INSTRUCTIONS FOR THE TASK –
Retype each entry exactly. Skip any pictures.

SOURCE MATERIAL –
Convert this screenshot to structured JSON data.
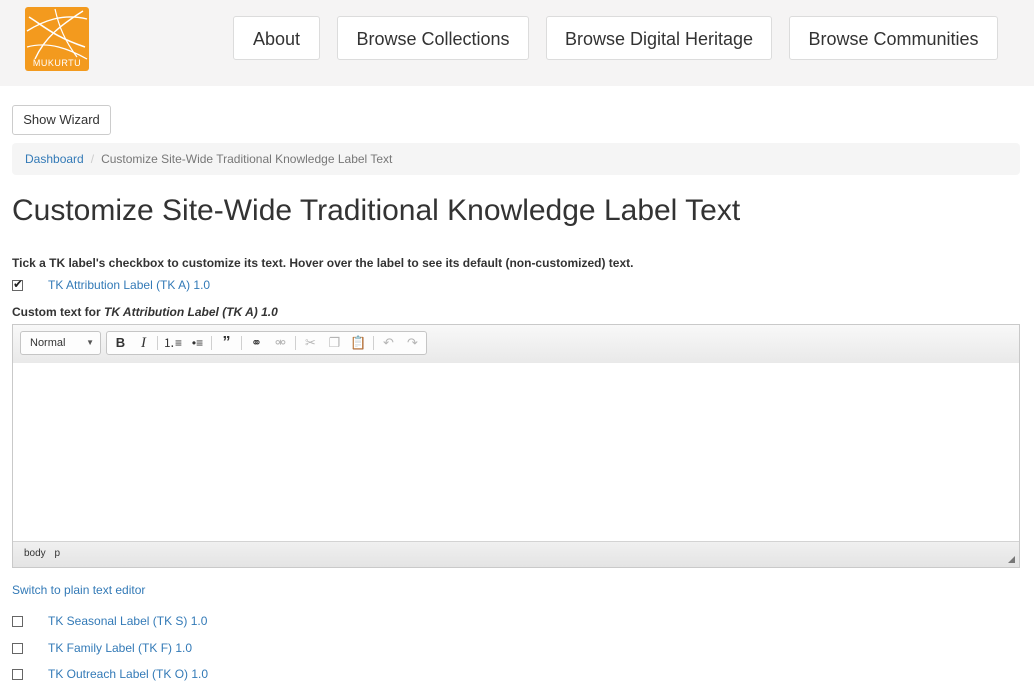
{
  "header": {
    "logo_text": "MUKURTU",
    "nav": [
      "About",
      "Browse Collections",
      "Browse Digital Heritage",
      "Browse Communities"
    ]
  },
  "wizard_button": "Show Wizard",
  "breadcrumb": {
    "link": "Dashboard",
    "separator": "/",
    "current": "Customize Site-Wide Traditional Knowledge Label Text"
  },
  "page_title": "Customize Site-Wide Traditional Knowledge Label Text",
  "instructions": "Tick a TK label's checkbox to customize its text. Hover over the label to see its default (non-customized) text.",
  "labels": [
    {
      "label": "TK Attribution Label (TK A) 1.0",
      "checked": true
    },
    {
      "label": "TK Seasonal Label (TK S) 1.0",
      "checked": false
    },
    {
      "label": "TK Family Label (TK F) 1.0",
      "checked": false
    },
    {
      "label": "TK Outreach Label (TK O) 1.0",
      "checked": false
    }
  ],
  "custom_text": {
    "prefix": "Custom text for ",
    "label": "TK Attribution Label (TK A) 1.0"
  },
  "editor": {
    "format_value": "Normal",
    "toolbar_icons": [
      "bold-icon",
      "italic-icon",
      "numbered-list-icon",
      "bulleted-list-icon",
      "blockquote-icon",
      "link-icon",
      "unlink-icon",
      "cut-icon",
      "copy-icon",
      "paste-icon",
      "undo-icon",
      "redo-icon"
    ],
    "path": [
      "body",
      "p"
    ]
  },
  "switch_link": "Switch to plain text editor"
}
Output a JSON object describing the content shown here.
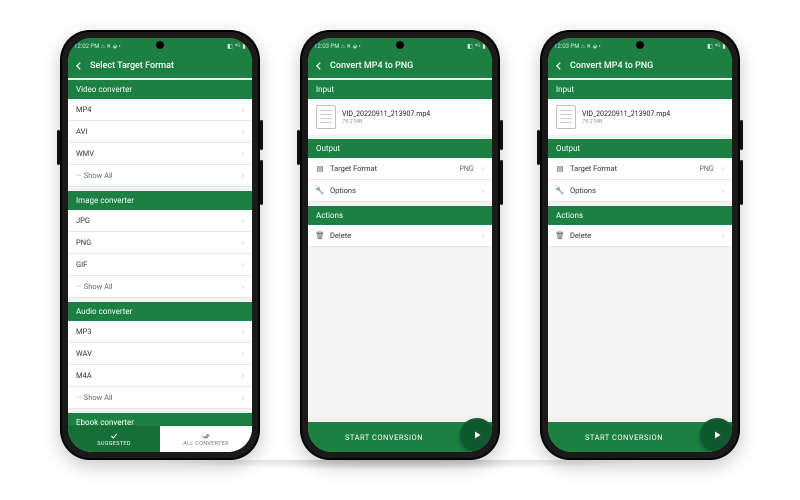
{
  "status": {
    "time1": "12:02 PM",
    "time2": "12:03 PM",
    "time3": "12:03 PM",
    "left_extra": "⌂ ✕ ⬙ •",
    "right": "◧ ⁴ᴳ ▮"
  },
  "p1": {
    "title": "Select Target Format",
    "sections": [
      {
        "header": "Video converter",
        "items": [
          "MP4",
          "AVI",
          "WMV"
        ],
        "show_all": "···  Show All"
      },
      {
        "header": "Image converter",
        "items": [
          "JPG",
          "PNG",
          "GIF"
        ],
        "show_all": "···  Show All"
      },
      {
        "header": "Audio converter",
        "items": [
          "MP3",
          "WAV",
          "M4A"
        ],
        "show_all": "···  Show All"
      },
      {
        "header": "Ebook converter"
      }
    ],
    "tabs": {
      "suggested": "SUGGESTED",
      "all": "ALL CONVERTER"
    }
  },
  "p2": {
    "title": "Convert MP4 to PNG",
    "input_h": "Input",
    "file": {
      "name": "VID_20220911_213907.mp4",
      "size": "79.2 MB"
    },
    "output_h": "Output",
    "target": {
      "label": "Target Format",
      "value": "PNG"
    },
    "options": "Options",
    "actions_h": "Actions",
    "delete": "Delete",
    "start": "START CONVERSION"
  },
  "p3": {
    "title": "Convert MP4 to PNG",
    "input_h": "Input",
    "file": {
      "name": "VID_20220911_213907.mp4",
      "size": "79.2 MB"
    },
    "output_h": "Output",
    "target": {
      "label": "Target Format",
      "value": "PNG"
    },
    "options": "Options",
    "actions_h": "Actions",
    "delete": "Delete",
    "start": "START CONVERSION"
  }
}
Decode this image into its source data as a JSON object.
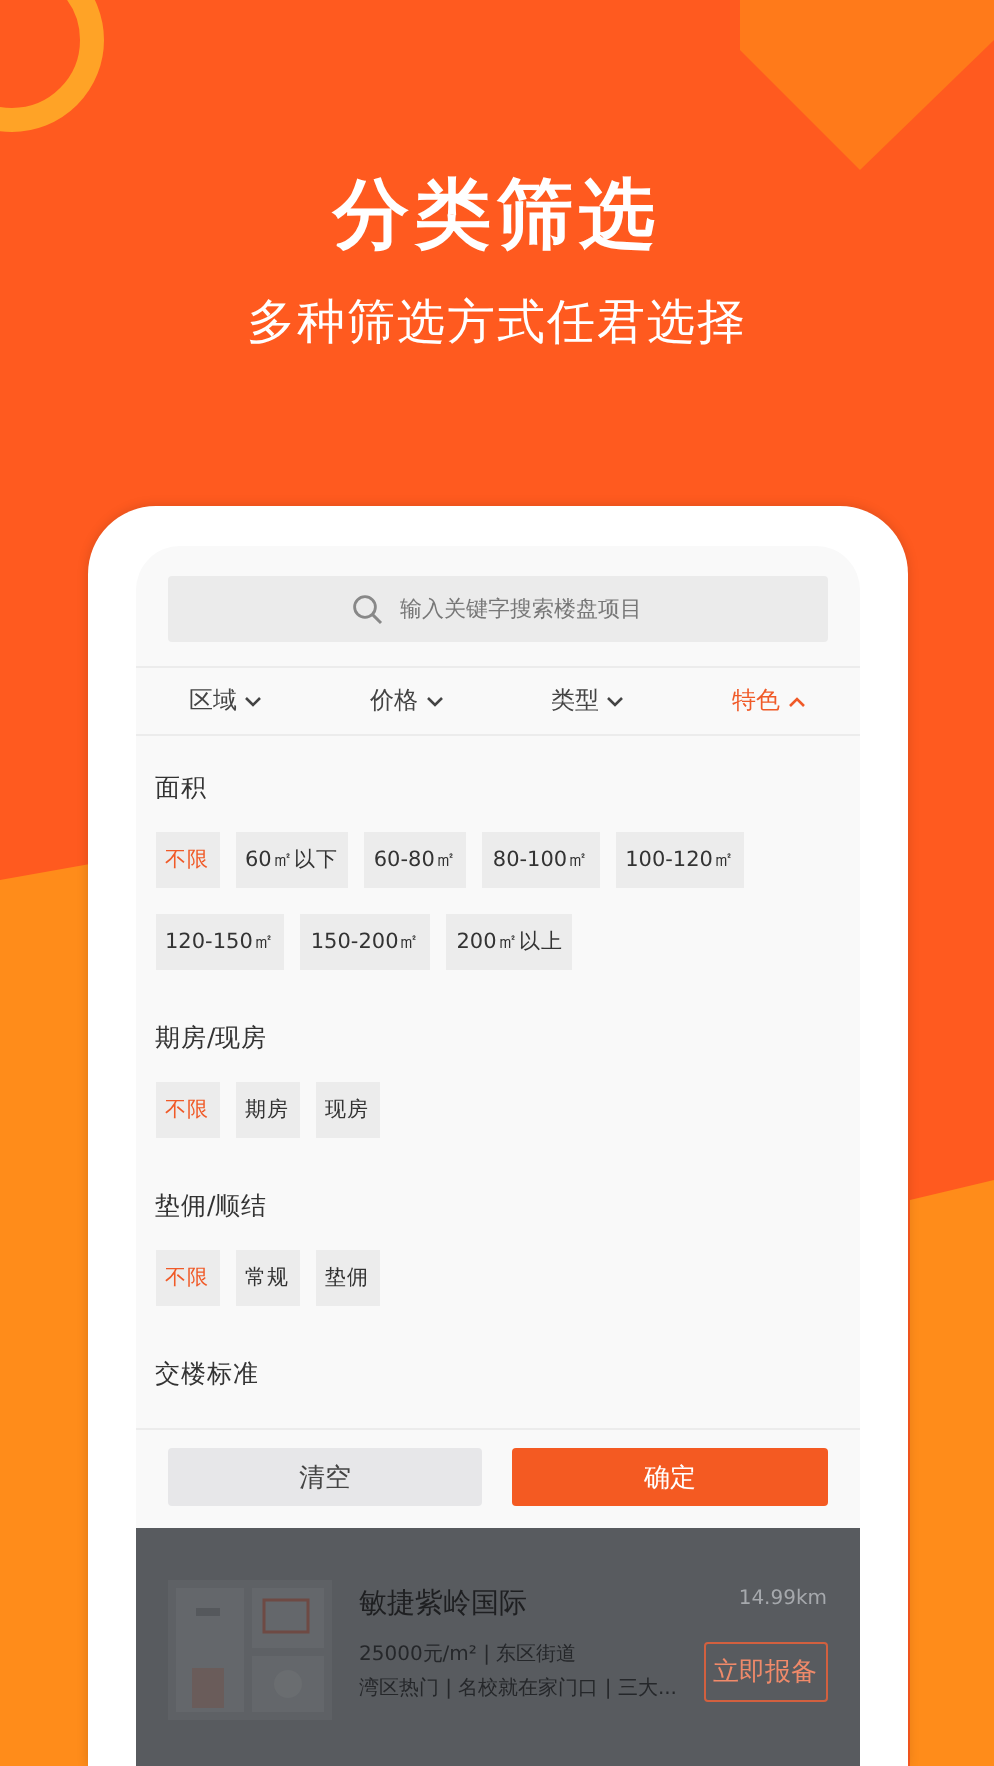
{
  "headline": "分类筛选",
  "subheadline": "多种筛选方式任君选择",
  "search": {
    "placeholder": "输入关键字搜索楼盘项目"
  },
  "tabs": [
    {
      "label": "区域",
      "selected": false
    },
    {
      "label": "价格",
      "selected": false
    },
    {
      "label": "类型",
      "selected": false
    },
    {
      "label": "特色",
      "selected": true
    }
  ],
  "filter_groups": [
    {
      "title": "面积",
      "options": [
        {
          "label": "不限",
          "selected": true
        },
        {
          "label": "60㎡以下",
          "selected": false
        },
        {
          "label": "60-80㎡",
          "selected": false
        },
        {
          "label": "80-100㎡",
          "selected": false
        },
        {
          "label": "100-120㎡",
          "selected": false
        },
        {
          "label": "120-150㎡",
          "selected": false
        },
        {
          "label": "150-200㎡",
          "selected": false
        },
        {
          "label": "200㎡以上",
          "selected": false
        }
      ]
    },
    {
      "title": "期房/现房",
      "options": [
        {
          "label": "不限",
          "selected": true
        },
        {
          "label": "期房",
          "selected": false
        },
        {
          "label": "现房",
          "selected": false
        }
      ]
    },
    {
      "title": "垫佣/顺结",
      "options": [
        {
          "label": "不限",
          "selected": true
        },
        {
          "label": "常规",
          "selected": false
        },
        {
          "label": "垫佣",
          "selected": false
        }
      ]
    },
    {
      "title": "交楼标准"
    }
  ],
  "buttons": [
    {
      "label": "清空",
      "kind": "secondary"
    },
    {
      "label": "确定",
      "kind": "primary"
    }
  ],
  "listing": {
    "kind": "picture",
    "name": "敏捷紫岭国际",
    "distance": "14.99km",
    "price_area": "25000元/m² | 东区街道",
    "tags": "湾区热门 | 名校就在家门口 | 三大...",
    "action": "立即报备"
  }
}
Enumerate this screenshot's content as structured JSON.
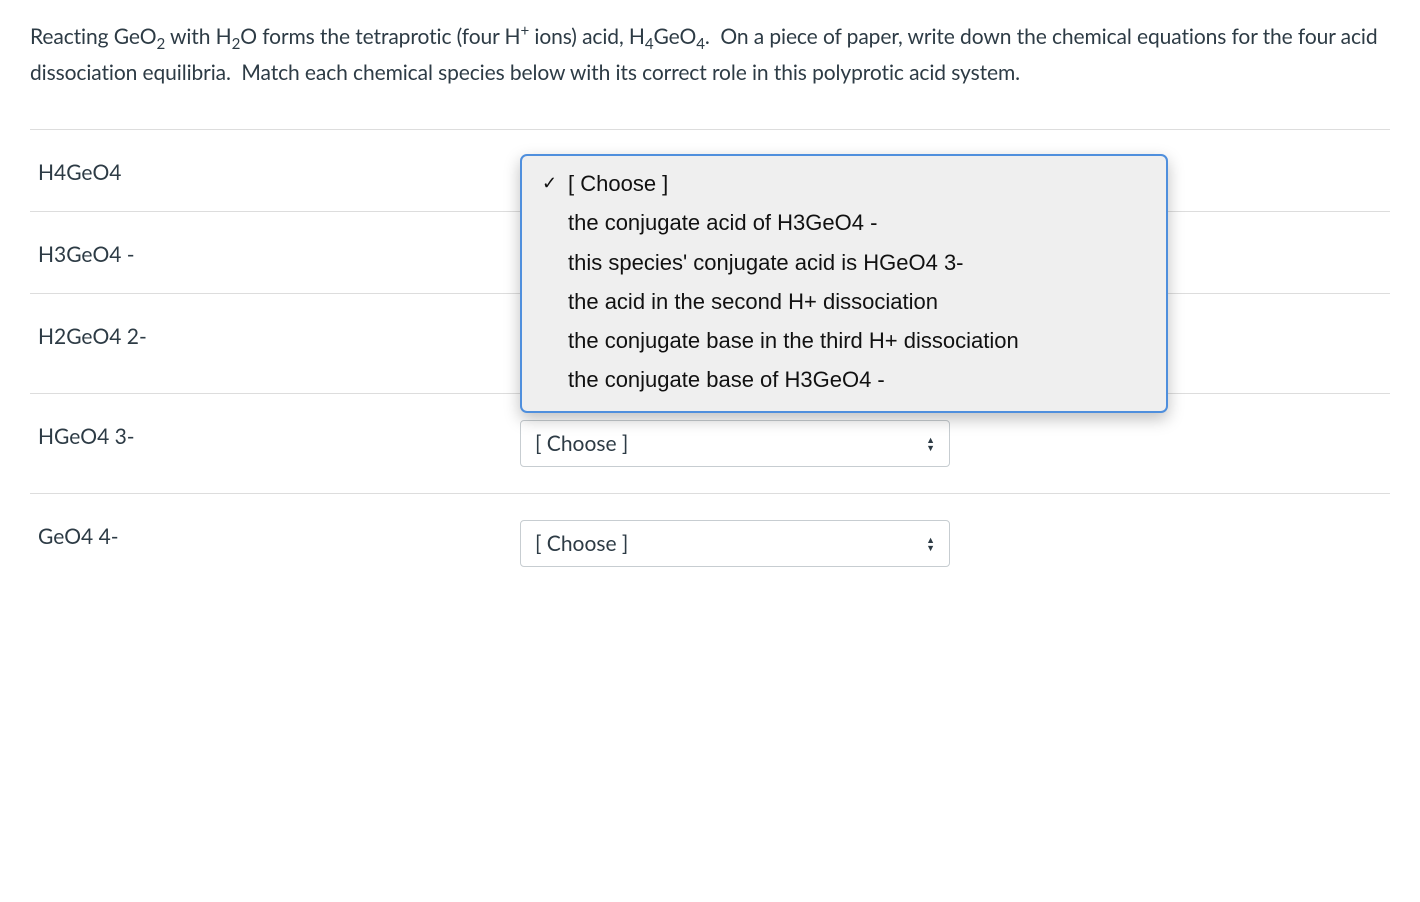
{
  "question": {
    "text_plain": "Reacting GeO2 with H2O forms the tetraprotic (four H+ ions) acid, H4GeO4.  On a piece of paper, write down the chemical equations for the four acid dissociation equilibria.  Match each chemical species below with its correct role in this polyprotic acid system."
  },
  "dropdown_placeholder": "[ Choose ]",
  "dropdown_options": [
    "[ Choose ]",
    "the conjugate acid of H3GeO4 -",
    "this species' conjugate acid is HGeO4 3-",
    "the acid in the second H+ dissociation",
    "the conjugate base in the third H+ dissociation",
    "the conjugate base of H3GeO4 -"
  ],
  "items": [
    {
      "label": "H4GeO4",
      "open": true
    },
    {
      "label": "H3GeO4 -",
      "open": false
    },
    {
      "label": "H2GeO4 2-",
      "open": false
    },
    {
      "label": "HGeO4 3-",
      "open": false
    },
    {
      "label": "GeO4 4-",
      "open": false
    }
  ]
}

RESPONSE FOR THIS EXERCISE –
Convert this screenshot to structured JSON data.
{
  "header": {
    "logo_text": "MUKURTU",
    "nav": [
      "About",
      "Browse Collections",
      "Browse Digital Heritage",
      "Browse Communities"
    ]
  },
  "wizard_button": "Show Wizard",
  "breadcrumb": {
    "link": "Dashboard",
    "separator": "/",
    "current": "Customize Site-Wide Traditional Knowledge Label Text"
  },
  "page_title": "Customize Site-Wide Traditional Knowledge Label Text",
  "instructions": "Tick a TK label's checkbox to customize its text. Hover over the label to see its default (non-customized) text.",
  "labels": [
    {
      "label": "TK Attribution Label (TK A) 1.0",
      "checked": true
    },
    {
      "label": "TK Seasonal Label (TK S) 1.0",
      "checked": false
    },
    {
      "label": "TK Family Label (TK F) 1.0",
      "checked": false
    },
    {
      "label": "TK Outreach Label (TK O) 1.0",
      "checked": false
    }
  ],
  "custom_text": {
    "prefix": "Custom text for ",
    "label": "TK Attribution Label (TK A) 1.0"
  },
  "editor": {
    "format_value": "Normal",
    "toolbar_icons": [
      "bold-icon",
      "italic-icon",
      "numbered-list-icon",
      "bulleted-list-icon",
      "blockquote-icon",
      "link-icon",
      "unlink-icon",
      "cut-icon",
      "copy-icon",
      "paste-icon",
      "undo-icon",
      "redo-icon"
    ],
    "path": [
      "body",
      "p"
    ]
  },
  "switch_link": "Switch to plain text editor"
}
Output a JSON object describing the content shown here.
{
  "status": {
    "time1": "12:02 PM",
    "time2": "12:03 PM",
    "time3": "12:03 PM",
    "left_extra": "⌂ ✕ ⬙ •",
    "right": "◧ ⁴ᴳ ▮"
  },
  "p1": {
    "title": "Select Target Format",
    "sections": [
      {
        "header": "Video converter",
        "items": [
          "MP4",
          "AVI",
          "WMV"
        ],
        "show_all": "···  Show All"
      },
      {
        "header": "Image converter",
        "items": [
          "JPG",
          "PNG",
          "GIF"
        ],
        "show_all": "···  Show All"
      },
      {
        "header": "Audio converter",
        "items": [
          "MP3",
          "WAV",
          "M4A"
        ],
        "show_all": "···  Show All"
      },
      {
        "header": "Ebook converter"
      }
    ],
    "tabs": {
      "suggested": "SUGGESTED",
      "all": "ALL CONVERTER"
    }
  },
  "p2": {
    "title": "Convert MP4 to PNG",
    "input_h": "Input",
    "file": {
      "name": "VID_20220911_213907.mp4",
      "size": "79.2 MB"
    },
    "output_h": "Output",
    "target": {
      "label": "Target Format",
      "value": "PNG"
    },
    "options": "Options",
    "actions_h": "Actions",
    "delete": "Delete",
    "start": "START CONVERSION"
  },
  "p3": {
    "title": "Convert MP4 to PNG",
    "input_h": "Input",
    "file": {
      "name": "VID_20220911_213907.mp4",
      "size": "79.2 MB"
    },
    "output_h": "Output",
    "target": {
      "label": "Target Format",
      "value": "PNG"
    },
    "options": "Options",
    "actions_h": "Actions",
    "delete": "Delete",
    "start": "START CONVERSION"
  }
}
Decode this image into its source data as a JSON object.
{
  "headline": "分类筛选",
  "subheadline": "多种筛选方式任君选择",
  "search": {
    "placeholder": "输入关键字搜索楼盘项目"
  },
  "tabs": [
    {
      "label": "区域",
      "selected": false
    },
    {
      "label": "价格",
      "selected": false
    },
    {
      "label": "类型",
      "selected": false
    },
    {
      "label": "特色",
      "selected": true
    }
  ],
  "filter_groups": [
    {
      "title": "面积",
      "options": [
        {
          "label": "不限",
          "selected": true
        },
        {
          "label": "60㎡以下",
          "selected": false
        },
        {
          "label": "60-80㎡",
          "selected": false
        },
        {
          "label": "80-100㎡",
          "selected": false
        },
        {
          "label": "100-120㎡",
          "selected": false
        },
        {
          "label": "120-150㎡",
          "selected": false
        },
        {
          "label": "150-200㎡",
          "selected": false
        },
        {
          "label": "200㎡以上",
          "selected": false
        }
      ]
    },
    {
      "title": "期房/现房",
      "options": [
        {
          "label": "不限",
          "selected": true
        },
        {
          "label": "期房",
          "selected": false
        },
        {
          "label": "现房",
          "selected": false
        }
      ]
    },
    {
      "title": "垫佣/顺结",
      "options": [
        {
          "label": "不限",
          "selected": true
        },
        {
          "label": "常规",
          "selected": false
        },
        {
          "label": "垫佣",
          "selected": false
        }
      ]
    },
    {
      "title": "交楼标准"
    }
  ],
  "buttons": [
    {
      "label": "清空",
      "kind": "secondary"
    },
    {
      "label": "确定",
      "kind": "primary"
    }
  ],
  "listing": {
    "kind": "picture",
    "name": "敏捷紫岭国际",
    "distance": "14.99km",
    "price_area": "25000元/m² | 东区街道",
    "tags": "湾区热门 | 名校就在家门口 | 三大...",
    "action": "立即报备"
  }
}
Enumerate this screenshot's content as structured JSON.
{
  "question": {
    "text_plain": "Reacting GeO2 with H2O forms the tetraprotic (four H+ ions) acid, H4GeO4.  On a piece of paper, write down the chemical equations for the four acid dissociation equilibria.  Match each chemical species below with its correct role in this polyprotic acid system."
  },
  "dropdown_placeholder": "[ Choose ]",
  "dropdown_options": [
    "[ Choose ]",
    "the conjugate acid of H3GeO4 -",
    "this species' conjugate acid is HGeO4 3-",
    "the acid in the second H+ dissociation",
    "the conjugate base in the third H+ dissociation",
    "the conjugate base of H3GeO4 -"
  ],
  "items": [
    {
      "label": "H4GeO4",
      "open": true
    },
    {
      "label": "H3GeO4 -",
      "open": false
    },
    {
      "label": "H2GeO4 2-",
      "open": false
    },
    {
      "label": "HGeO4 3-",
      "open": false
    },
    {
      "label": "GeO4 4-",
      "open": false
    }
  ]
}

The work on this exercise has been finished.